Posted in the Asia Times online Henry CK Liu writes The Crisis of Wealth Destruction.  An excerpt:

Market fundamentalism places unwarranted faith in the mythical self-correcting power of unregulated markets driven solely by the no-holds-barred, winner-takes-all self-interest of unruly market participants risking other people’s money for private profit. It has also given birth to democratic fundamentalism, its political twin in capitalistic democracies.

This democratic fundamentalism, which places unwarranted faith in the wisdom of the majority popular vote on complex technical problems that most voters do not fully understand, has put an impossible demand on government to reduce the fiscal deficit while at the same time reducing taxes and increasing popular entitlement and defense expenditures. Democratic fundamentalism has rendered government in capitalistic democracies impotent in solving the fiscal crisis created by market fundamentalism.

HKO comment:

Liu’s article is worth the read, but be prepared for his Keynesian tilt. The problem is not that the voters are incapable of understanding complex financial issues. The problem is the intelligent and the academics who thought they did.  Either we accept that the world is too complex for the common man to understand and turn the reigns over to technocrats, or we realize that while few may understand the depth of critical issues they are capable of understanding the basic principles.  We  may not have a medical degree but we still select competent doctors.
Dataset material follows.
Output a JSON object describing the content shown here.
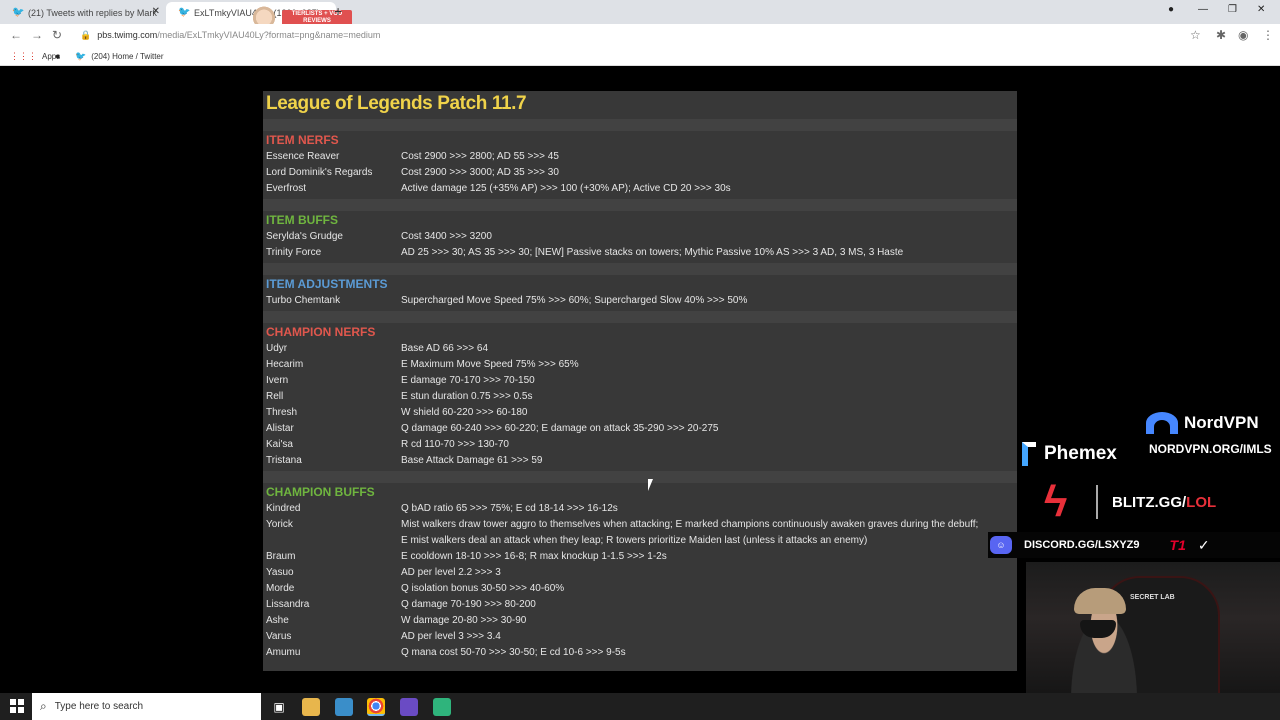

It is unrealistic to expect the voters to comprehend complex financial instruments; but it is not unrealistic to select a candidate that does understand the issues and is able to communicate the substance well. The tea party may be a step in realizing that even the brightest can not suspend sound principles, but just because the problem was created by the intelligent does not mean that it can be solved by the ignorant.  The leader we need and that will ultimately surface will be strong on both character and competence as opposed to mere charisma and eloquence.